Supplied records —
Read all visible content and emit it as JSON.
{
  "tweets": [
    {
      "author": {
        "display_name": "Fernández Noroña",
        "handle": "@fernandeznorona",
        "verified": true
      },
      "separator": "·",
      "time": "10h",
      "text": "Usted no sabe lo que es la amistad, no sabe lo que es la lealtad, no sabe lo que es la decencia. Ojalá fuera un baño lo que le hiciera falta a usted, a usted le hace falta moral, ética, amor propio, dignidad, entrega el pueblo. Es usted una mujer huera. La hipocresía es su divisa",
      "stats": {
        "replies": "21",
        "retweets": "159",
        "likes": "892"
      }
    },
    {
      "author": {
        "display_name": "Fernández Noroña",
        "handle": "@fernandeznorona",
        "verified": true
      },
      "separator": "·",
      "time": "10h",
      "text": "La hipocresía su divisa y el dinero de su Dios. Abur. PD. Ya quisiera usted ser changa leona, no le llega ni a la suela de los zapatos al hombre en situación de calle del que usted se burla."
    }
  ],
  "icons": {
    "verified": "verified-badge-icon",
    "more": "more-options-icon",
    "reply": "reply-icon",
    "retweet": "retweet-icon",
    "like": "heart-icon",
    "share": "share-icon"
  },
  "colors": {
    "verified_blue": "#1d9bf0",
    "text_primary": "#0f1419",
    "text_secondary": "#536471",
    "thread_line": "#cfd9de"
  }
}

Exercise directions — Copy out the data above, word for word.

Task response —
Read all visible content and emit it as JSON.
{
  "tweets": [
    {
      "author": {
        "display_name": "Fernández Noroña",
        "handle": "@fernandeznorona",
        "verified": true
      },
      "separator": "·",
      "time": "10h",
      "text": "Usted no sabe lo que es la amistad, no sabe lo que es la lealtad, no sabe lo que es la decencia. Ojalá fuera un baño lo que le hiciera falta a usted, a usted le hace falta moral, ética, amor propio, dignidad, entrega el pueblo. Es usted una mujer huera. La hipocresía es su divisa",
      "stats": {
        "replies": "21",
        "retweets": "159",
        "likes": "892"
      }
    },
    {
      "author": {
        "display_name": "Fernández Noroña",
        "handle": "@fernandeznorona",
        "verified": true
      },
      "separator": "·",
      "time": "10h",
      "text": "La hipocresía su divisa y el dinero de su Dios. Abur. PD. Ya quisiera usted ser changa leona, no le llega ni a la suela de los zapatos al hombre en situación de calle del que usted se burla."
    }
  ],
  "icons": {
    "verified": "verified-badge-icon",
    "more": "more-options-icon",
    "reply": "reply-icon",
    "retweet": "retweet-icon",
    "like": "heart-icon",
    "share": "share-icon"
  },
  "colors": {
    "verified_blue": "#1d9bf0",
    "text_primary": "#0f1419",
    "text_secondary": "#536471",
    "thread_line": "#cfd9de"
  }
}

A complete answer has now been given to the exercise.